Task brief:
Images don't belong in the copy. Output the rest of the data exactly.

____

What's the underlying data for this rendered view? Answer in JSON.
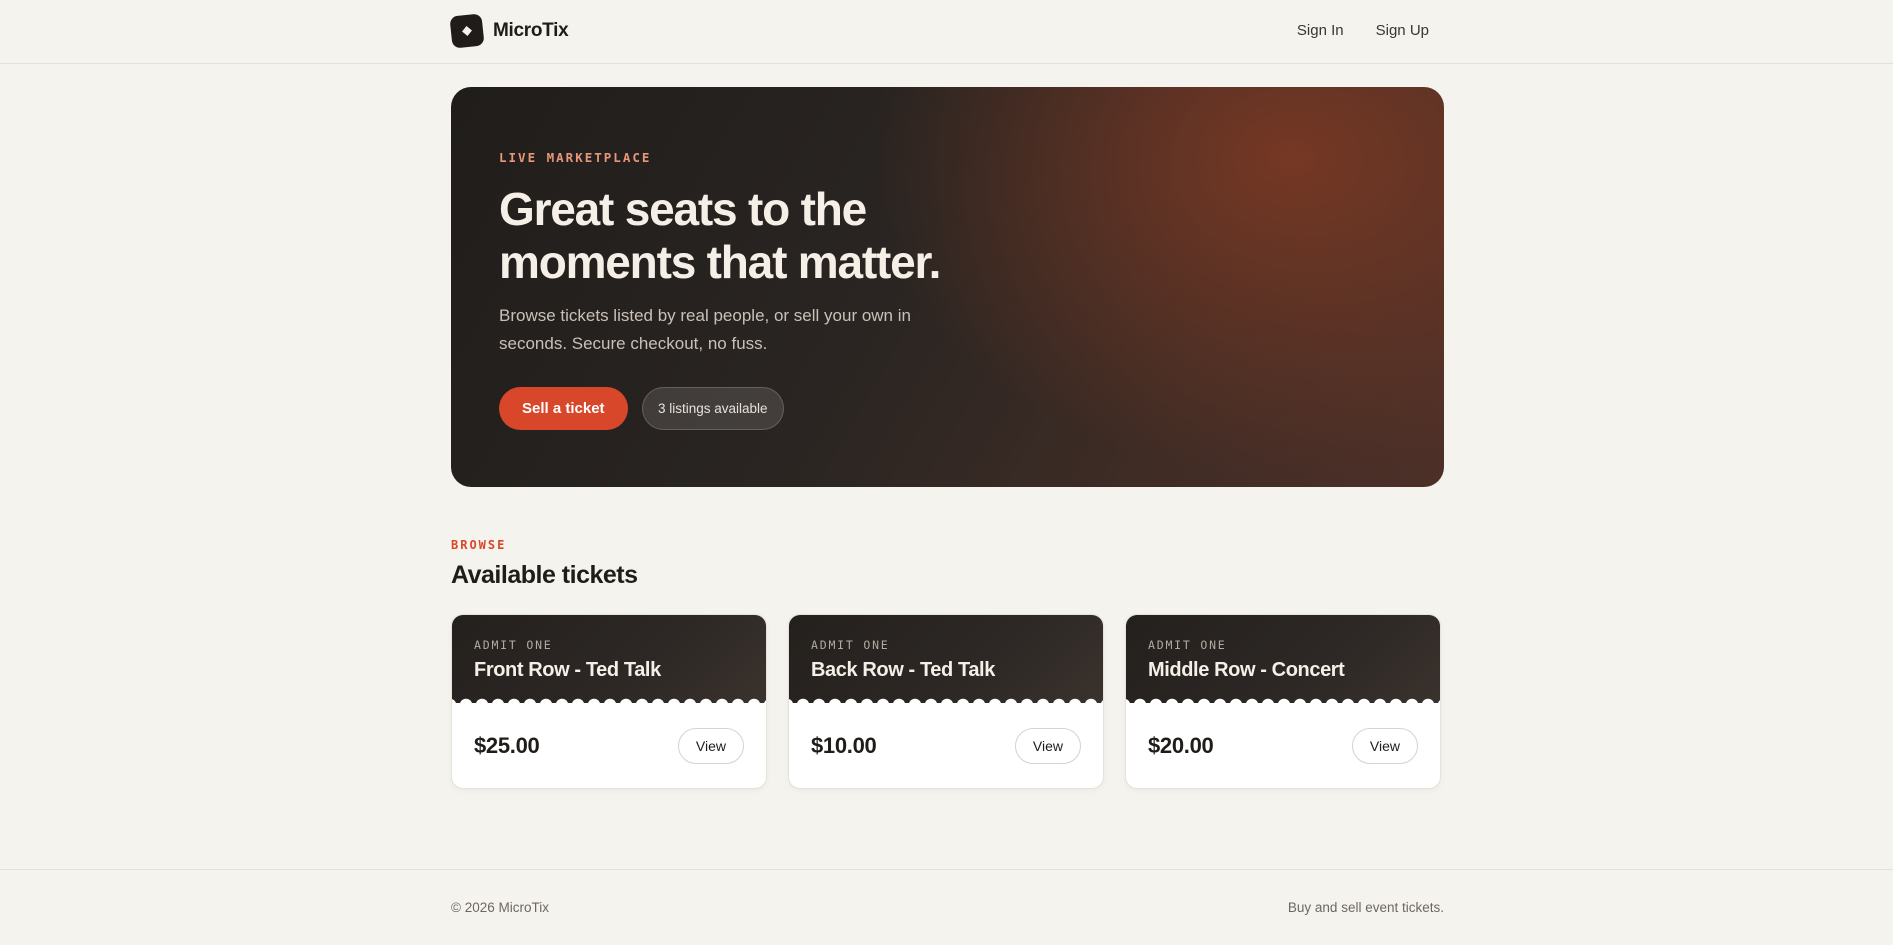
{
  "header": {
    "brand": "MicroTix",
    "nav": {
      "sign_in": "Sign In",
      "sign_up": "Sign Up"
    }
  },
  "hero": {
    "eyebrow": "LIVE MARKETPLACE",
    "title": "Great seats to the moments that matter.",
    "subtitle": "Browse tickets listed by real people, or sell your own in seconds. Secure checkout, no fuss.",
    "sell_button": "Sell a ticket",
    "listings_badge": "3 listings available"
  },
  "browse": {
    "label": "BROWSE",
    "title": "Available tickets",
    "tickets": [
      {
        "admit": "ADMIT ONE",
        "name": "Front Row - Ted Talk",
        "price": "$25.00",
        "action": "View"
      },
      {
        "admit": "ADMIT ONE",
        "name": "Back Row - Ted Talk",
        "price": "$10.00",
        "action": "View"
      },
      {
        "admit": "ADMIT ONE",
        "name": "Middle Row - Concert",
        "price": "$20.00",
        "action": "View"
      }
    ]
  },
  "footer": {
    "copyright": "© 2026 MicroTix",
    "tagline": "Buy and sell event tickets."
  },
  "colors": {
    "accent": "#d9472a",
    "background": "#f5f3ee",
    "dark": "#1f1c1a"
  },
  "icons": {
    "logo": "ticket-logo-icon"
  }
}
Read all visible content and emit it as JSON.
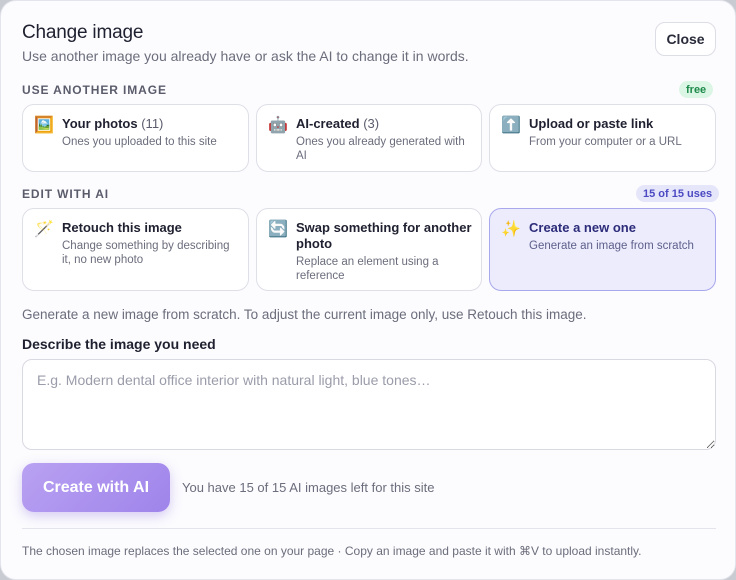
{
  "dialog": {
    "title": "Change image",
    "subtitle": "Use another image you already have or ask the AI to change it in words.",
    "close_label": "Close"
  },
  "use_another": {
    "label": "USE ANOTHER IMAGE",
    "badge": "free",
    "cards": [
      {
        "icon": "framed-picture-icon",
        "glyph": "🖼️",
        "title": "Your photos",
        "count": "(11)",
        "desc": "Ones you uploaded to this site"
      },
      {
        "icon": "robot-icon",
        "glyph": "🤖",
        "title": "AI-created",
        "count": "(3)",
        "desc": "Ones you already generated with AI"
      },
      {
        "icon": "upload-arrow-icon",
        "glyph": "⬆️",
        "title": "Upload or paste link",
        "count": "",
        "desc": "From your computer or a URL"
      }
    ]
  },
  "edit_ai": {
    "label": "EDIT WITH AI",
    "badge": "15 of 15 uses",
    "selected_index": 2,
    "cards": [
      {
        "icon": "magic-wand-icon",
        "glyph": "🪄",
        "title": "Retouch this image",
        "desc": "Change something by describing it, no new photo"
      },
      {
        "icon": "swap-arrows-icon",
        "glyph": "🔄",
        "title": "Swap something for another photo",
        "desc": "Replace an element using a reference"
      },
      {
        "icon": "sparkles-icon",
        "glyph": "✨",
        "title": "Create a new one",
        "desc": "Generate an image from scratch"
      }
    ]
  },
  "info": "Generate a new image from scratch. To adjust the current image only, use Retouch this image.",
  "prompt": {
    "label": "Describe the image you need",
    "placeholder": "E.g. Modern dental office interior with natural light, blue tones…",
    "value": ""
  },
  "create_button": "Create with AI",
  "quota_text": "You have 15 of 15 AI images left for this site",
  "footer": "The chosen image replaces the selected one on your page · Copy an image and paste it with ⌘V to upload instantly.",
  "colors": {
    "accent": "#a68bec",
    "selected_bg": "#ececfd",
    "free_badge": "#1e8a4a",
    "uses_badge": "#4b4ac2"
  }
}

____

Solution for this problem:
What's the underlying data for this rendered view? Answer in JSON.
{
  "header": {
    "brand": "MicroTix",
    "nav": {
      "sign_in": "Sign In",
      "sign_up": "Sign Up"
    }
  },
  "hero": {
    "eyebrow": "LIVE MARKETPLACE",
    "title": "Great seats to the moments that matter.",
    "subtitle": "Browse tickets listed by real people, or sell your own in seconds. Secure checkout, no fuss.",
    "sell_button": "Sell a ticket",
    "listings_badge": "3 listings available"
  },
  "browse": {
    "label": "BROWSE",
    "title": "Available tickets",
    "tickets": [
      {
        "admit": "ADMIT ONE",
        "name": "Front Row - Ted Talk",
        "price": "$25.00",
        "action": "View"
      },
      {
        "admit": "ADMIT ONE",
        "name": "Back Row - Ted Talk",
        "price": "$10.00",
        "action": "View"
      },
      {
        "admit": "ADMIT ONE",
        "name": "Middle Row - Concert",
        "price": "$20.00",
        "action": "View"
      }
    ]
  },
  "footer": {
    "copyright": "© 2026 MicroTix",
    "tagline": "Buy and sell event tickets."
  },
  "colors": {
    "accent": "#d9472a",
    "background": "#f5f3ee",
    "dark": "#1f1c1a"
  },
  "icons": {
    "logo": "ticket-logo-icon"
  }
}
Read all visible content and emit it as JSON.
{
  "dialog": {
    "title": "Change image",
    "subtitle": "Use another image you already have or ask the AI to change it in words.",
    "close_label": "Close"
  },
  "use_another": {
    "label": "USE ANOTHER IMAGE",
    "badge": "free",
    "cards": [
      {
        "icon": "framed-picture-icon",
        "glyph": "🖼️",
        "title": "Your photos",
        "count": "(11)",
        "desc": "Ones you uploaded to this site"
      },
      {
        "icon": "robot-icon",
        "glyph": "🤖",
        "title": "AI-created",
        "count": "(3)",
        "desc": "Ones you already generated with AI"
      },
      {
        "icon": "upload-arrow-icon",
        "glyph": "⬆️",
        "title": "Upload or paste link",
        "count": "",
        "desc": "From your computer or a URL"
      }
    ]
  },
  "edit_ai": {
    "label": "EDIT WITH AI",
    "badge": "15 of 15 uses",
    "selected_index": 2,
    "cards": [
      {
        "icon": "magic-wand-icon",
        "glyph": "🪄",
        "title": "Retouch this image",
        "desc": "Change something by describing it, no new photo"
      },
      {
        "icon": "swap-arrows-icon",
        "glyph": "🔄",
        "title": "Swap something for another photo",
        "desc": "Replace an element using a reference"
      },
      {
        "icon": "sparkles-icon",
        "glyph": "✨",
        "title": "Create a new one",
        "desc": "Generate an image from scratch"
      }
    ]
  },
  "info": "Generate a new image from scratch. To adjust the current image only, use Retouch this image.",
  "prompt": {
    "label": "Describe the image you need",
    "placeholder": "E.g. Modern dental office interior with natural light, blue tones…",
    "value": ""
  },
  "create_button": "Create with AI",
  "quota_text": "You have 15 of 15 AI images left for this site",
  "footer": "The chosen image replaces the selected one on your page · Copy an image and paste it with ⌘V to upload instantly.",
  "colors": {
    "accent": "#a68bec",
    "selected_bg": "#ececfd",
    "free_badge": "#1e8a4a",
    "uses_badge": "#4b4ac2"
  }
}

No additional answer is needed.